It all started with the Brewers Brunch at Portland’s PGE Park, where local mavens Kurt and Rob Widmer (think Hefeweizen) perched incognito as the line for the sold-out event streamed in. The brunch is also where I met my new crew for the day, consisting of a benevolent bunch of locals, Aly, Jay, Christian, Sarah, Dean, Brit, Katie and not timid girl from Phoenix, Sara. The rep for Widmer Bros. showered us with schwag to hand out during the parade. Yes, a parade.

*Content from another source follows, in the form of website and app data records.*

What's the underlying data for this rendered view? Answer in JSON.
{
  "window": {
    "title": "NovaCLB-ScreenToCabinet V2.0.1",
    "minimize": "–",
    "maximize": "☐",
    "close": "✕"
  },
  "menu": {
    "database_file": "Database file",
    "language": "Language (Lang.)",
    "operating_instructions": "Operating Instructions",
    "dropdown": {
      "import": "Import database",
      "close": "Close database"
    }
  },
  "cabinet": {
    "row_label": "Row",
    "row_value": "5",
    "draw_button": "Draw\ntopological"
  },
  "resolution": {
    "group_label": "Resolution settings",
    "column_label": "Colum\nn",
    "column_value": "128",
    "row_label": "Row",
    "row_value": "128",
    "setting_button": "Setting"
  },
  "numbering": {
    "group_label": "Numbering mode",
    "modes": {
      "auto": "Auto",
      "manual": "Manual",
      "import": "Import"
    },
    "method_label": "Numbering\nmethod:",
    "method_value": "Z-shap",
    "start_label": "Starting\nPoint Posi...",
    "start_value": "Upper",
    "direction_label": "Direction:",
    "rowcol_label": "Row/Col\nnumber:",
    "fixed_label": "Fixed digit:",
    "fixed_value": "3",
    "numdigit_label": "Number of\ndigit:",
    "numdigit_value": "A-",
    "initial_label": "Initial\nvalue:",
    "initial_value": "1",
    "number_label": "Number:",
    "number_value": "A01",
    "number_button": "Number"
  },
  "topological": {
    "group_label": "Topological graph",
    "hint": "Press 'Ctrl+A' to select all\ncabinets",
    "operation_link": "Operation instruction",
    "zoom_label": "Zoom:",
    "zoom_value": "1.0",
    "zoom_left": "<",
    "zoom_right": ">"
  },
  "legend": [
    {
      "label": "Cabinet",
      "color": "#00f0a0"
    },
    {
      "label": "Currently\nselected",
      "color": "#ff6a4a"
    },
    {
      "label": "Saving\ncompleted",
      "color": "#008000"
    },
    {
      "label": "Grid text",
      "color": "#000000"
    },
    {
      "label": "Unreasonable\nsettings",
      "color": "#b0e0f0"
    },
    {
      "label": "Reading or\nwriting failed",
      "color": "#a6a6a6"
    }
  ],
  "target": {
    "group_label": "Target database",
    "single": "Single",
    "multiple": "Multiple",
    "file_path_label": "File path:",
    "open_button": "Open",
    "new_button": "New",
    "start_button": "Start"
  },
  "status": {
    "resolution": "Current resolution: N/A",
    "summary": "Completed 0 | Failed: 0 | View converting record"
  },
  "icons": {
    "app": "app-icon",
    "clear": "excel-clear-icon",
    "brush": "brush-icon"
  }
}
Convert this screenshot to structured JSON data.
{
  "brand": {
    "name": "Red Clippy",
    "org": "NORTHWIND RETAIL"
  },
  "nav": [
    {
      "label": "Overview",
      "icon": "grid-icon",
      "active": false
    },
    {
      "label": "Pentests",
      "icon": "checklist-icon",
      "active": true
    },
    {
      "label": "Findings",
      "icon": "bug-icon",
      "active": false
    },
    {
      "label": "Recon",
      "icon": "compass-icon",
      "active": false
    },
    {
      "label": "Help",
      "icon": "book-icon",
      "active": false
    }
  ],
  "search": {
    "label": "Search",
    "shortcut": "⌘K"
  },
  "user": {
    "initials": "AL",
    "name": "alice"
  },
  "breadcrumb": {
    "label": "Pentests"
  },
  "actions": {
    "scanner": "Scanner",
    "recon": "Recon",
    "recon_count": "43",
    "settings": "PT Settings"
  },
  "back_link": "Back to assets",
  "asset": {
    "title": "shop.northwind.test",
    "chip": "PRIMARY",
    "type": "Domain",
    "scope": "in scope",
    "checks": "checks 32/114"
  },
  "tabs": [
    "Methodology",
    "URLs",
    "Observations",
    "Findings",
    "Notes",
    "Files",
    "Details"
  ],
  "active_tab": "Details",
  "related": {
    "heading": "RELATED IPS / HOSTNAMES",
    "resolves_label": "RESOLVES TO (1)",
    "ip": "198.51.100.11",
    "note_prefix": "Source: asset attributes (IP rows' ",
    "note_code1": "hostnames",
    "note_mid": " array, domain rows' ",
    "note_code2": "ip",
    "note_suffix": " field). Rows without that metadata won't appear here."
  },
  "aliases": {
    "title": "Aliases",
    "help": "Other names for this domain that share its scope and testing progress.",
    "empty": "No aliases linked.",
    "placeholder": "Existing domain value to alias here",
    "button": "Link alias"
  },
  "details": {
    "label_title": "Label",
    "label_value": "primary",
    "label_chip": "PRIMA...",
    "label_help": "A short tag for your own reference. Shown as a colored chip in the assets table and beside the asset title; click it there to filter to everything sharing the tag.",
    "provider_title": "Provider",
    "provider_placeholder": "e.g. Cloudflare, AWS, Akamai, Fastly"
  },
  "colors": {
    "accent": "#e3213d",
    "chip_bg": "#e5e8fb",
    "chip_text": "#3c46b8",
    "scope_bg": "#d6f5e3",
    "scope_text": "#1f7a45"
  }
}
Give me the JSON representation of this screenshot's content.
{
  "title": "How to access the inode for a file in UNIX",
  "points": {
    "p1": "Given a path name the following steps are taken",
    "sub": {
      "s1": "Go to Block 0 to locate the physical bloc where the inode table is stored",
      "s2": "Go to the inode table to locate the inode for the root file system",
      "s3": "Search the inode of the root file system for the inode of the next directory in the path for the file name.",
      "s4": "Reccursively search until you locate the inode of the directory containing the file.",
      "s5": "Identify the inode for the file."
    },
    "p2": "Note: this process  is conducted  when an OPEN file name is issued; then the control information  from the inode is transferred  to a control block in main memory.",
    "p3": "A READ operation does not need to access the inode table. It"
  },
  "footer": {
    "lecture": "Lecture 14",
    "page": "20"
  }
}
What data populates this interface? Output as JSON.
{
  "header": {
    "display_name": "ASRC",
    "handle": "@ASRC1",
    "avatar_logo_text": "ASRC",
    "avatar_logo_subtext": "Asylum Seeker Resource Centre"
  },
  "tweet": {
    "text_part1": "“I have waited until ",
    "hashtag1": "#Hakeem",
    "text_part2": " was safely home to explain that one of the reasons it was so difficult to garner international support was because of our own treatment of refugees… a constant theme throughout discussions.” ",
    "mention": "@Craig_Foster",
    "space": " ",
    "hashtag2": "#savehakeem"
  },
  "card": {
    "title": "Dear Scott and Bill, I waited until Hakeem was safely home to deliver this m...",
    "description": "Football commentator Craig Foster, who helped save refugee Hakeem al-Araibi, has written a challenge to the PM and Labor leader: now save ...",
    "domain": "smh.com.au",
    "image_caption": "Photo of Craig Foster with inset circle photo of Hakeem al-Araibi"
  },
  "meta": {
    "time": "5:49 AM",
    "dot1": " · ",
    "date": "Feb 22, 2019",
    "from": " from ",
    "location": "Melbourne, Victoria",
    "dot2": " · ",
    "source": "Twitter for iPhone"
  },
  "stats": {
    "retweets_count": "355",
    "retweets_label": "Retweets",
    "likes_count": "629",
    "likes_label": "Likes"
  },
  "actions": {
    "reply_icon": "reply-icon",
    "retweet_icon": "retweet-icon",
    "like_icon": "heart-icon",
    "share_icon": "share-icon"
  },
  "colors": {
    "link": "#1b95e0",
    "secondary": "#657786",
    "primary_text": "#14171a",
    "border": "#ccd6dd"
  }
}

The route ended at McCall Waterfront Park where the inaugural cask (I heard it was Widmer’s new Half Nelson Imperial India Pale Ale, but it seemed to lack the kick of an IIPA and was more likely the regular Broken Halo IPA) was tapped by the mayor of Portland. Not only did I meet Mayor Tom Potter, and not only did he wear one of my new Red, White, and Brew stickers* on his shirt, he put his "Mayor of Beertown" sash on me when we posed for a picture. I felt like Charlie to Mayor Potter’s Willie Wonka. We talked for a while about the joys and merits of being the mayor of Beervana, and it seems that it’s always been in the family, in that he has long enjoyed German brews and sausages whenever he visits his wife’s family in the Rhineland.
I spent my first wooden chip (buck-a-piece) on the Surfer’s Summer Ale from the Pelican Brewery, located on the Oregon coast. On a scale of 1 to 5, I’d only give in a 2. So I went in the opposite direction, both beer-wise and geography-wise, and went for a Bell’s Porter from Kalamazoo, MI. Paydirt! Other noteworthy concoctions included MacTarnahan’s Slingshot Extra Pale Ale (Originally Portland Brewing Co, Mac’s is now owned by Pyramid, which is now owned by Magic Hat in Vermont, so how come there wasn’t any Magic Hat at the fest?); kooky local brews like Caldera’s Ginger Ale (yes, ale with ginger) and Roots Organic Brewing’s Calypso Ale (unbeknownst to me, it was a spicy chili beer), and, from Idaho, Laughing Dog’s Rocketdog Red Rye, which had a surprisingly zingy bitter kick. It was good because sometimes, just sometimes, you don’t want ginger or peppers in your beer.
The day ended with a post-fest round at one of the McMenamin’s brewpubs, founded by Mike and Brian McMenamin . Which one? I don’t rightly recall, such was my wherewithall 12 hours after my first beer. That night, I attempted to sleep at my hostel, but the guy in another bunk had snored like a hibernating bear wrapped in a mauled wild boar’s last gasps for air being chased by an Unholy Thing.
I couldn’t spend four days in PDX and not hit one of my all-time favorite brewpubs, the Lucky Lab on Hawthorne. With The Manager finding her way to town to join me, we took a short leave of absence from the fest to walk over the Hawthorne Bridge and cool off. Irish Stout on the nitro tap for her, Black Lab Stout for me. Add several real live Labradors and other breeds out on the back porch and it made for a fine afternoon. Best part: for barely more than the price of a pint, they’ll hand fill a 22 oz bottle of your choice for take-home.
One unexpected highlight for me was running into Electric Dave from my official beer odyssey. (Seriously: click here.) As someone who could barely make his way from his home in Bisbee, AZ to nearby Tucson, I couldn't imagine what brought him to Portland. The next day, I met "The Other Dave," and I understood why they were in town. Bottom line: Electric Brewing has officially changed hands, but Electric Dave is staying on. It is a tale of two Daves. I wish them both good luck.
Finally, I met so many cool people, but will end with a political canvasser named Miles Greengard from Michigan. When I told him about my visit to Bell's there, he offered: “In Michigan there are two holidays that people celebrate: the opening of deer hunting season and the day Oberon drops. Nobody goes to class the next day.”